Open Policy Agent

The Open Policy Agent (OPA) is an open-source, general-purpose policy engine that decouples policy decision-making from policy enforcement. OPA provides a high-level declarative language (Rego) that allows specifying policy as code and offers APIs to offload policy decision-making.

Note

CryptoAC currently integrates the cryptographic access control policy with OPA for role-based access control only.

Role-based Access Control Integration with the Open Policy Agent

CryptoAC integrates with OPA by synchronizing the cryptographic access control policy into an OPA document–which contains the state of the policy–and an OPA policy–which contains the logic that implements RBAC–, respectively. We implement the management and evaluation of the policy as described in the related documentation.
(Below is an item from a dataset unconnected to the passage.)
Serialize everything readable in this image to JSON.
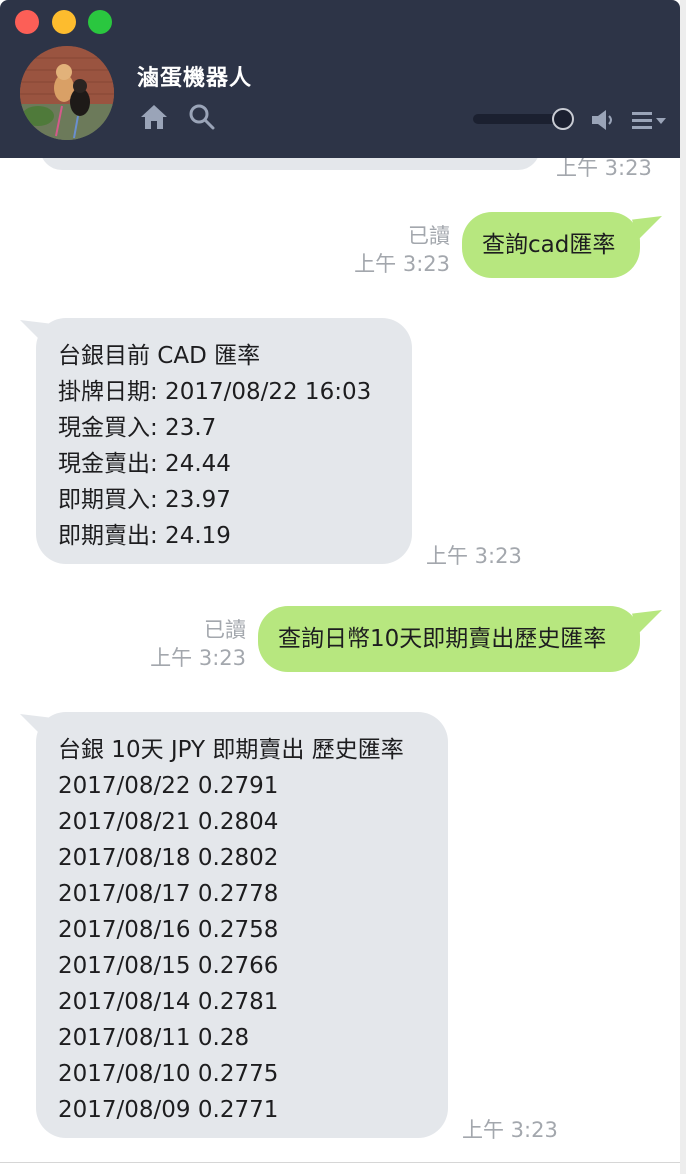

Therefore, the OPA document consists of assignments of users and permissions to roles, i.e., it maintains the UR and PA sets of the RBAC policy only, as shown below:

{
    "ur": {
        "thomas": [
            "professor"
        ],
        "lucas": [
            "student"
        ]
    },
    "pa": {
        "professor": [
            {
                "permission":"READ",
                "resource":"exam.txt"
            },
            {
                "permission":"WRITE",
                "resource":"exam.txt"
            }
        ],
        "student": [
            {
                "permission":"READ",
                "resource":"exam.txt"
            }
        ]
    }
}

Similarly, the OPA policy (written in Rego) checks whether a given user is assigned to at least one role that has the requested permission, i.e., can perform the given operation on the given resource:

package rbac

# To use the OPA document in the policy, we need to import that document.
import data.rbac as policy

# By default, deny requests.
default allow = false

# logic that implements RBAC.
allow {
    # lookup the list of roles for the user
    roles := policy.ur[input.username]
    # for each role in that list
    r := roles[_]
    # lookup the permissions list for role r
    permissions := policy.pa[r]
    # for each permission
    p := permissions[_]
    # check if the permission granted to r matches the user's request
    p == {"permission": input.permission, "resource": input.resource}
}

Consequently, a policy evaluation request sent to the v1/data/rbac/allow RESTful APIs of OPA would contain the following payload:

{
    "input":{
        "username": "thomas",
        "permission": "READ",
        "resource":"exam"
    }
}

Warning

Currently, each modification to the cryptographic access control policy is reflected into the OPA document directly, i.e., a new OPA document is created (and replaces the old document) each time the policy is modified. Intuitively, even though still fast, this is not an optimal behaviour. However, even though OPA allows modifying the OPA document with the application/json-patch+json media, the corresponding RFC does not expect the possibility of selecting an element from a JSON array by any property (e.g., value) except by index. A possible revision adding this functionality to the RFC is currently being discussed.

Role-based Access Control Configuration for the Open Policy Agent

To interact with OPA, CryptoAC needs to know the endpoint (i.e., the URL and the port) on which OPA is listening to connections; see the Core Profiles section for more details. Then, at start-up, CryptoAC configures OPA with an empty OPA document–which will be modified as the cryptographic access control policy is updated–and the OPA policy implementing RBAC.

Warning

The secure deployment of OPA and the integration of CryptoAC with security features such as HTTPS communication, authentication and authorization of clients is currently under development.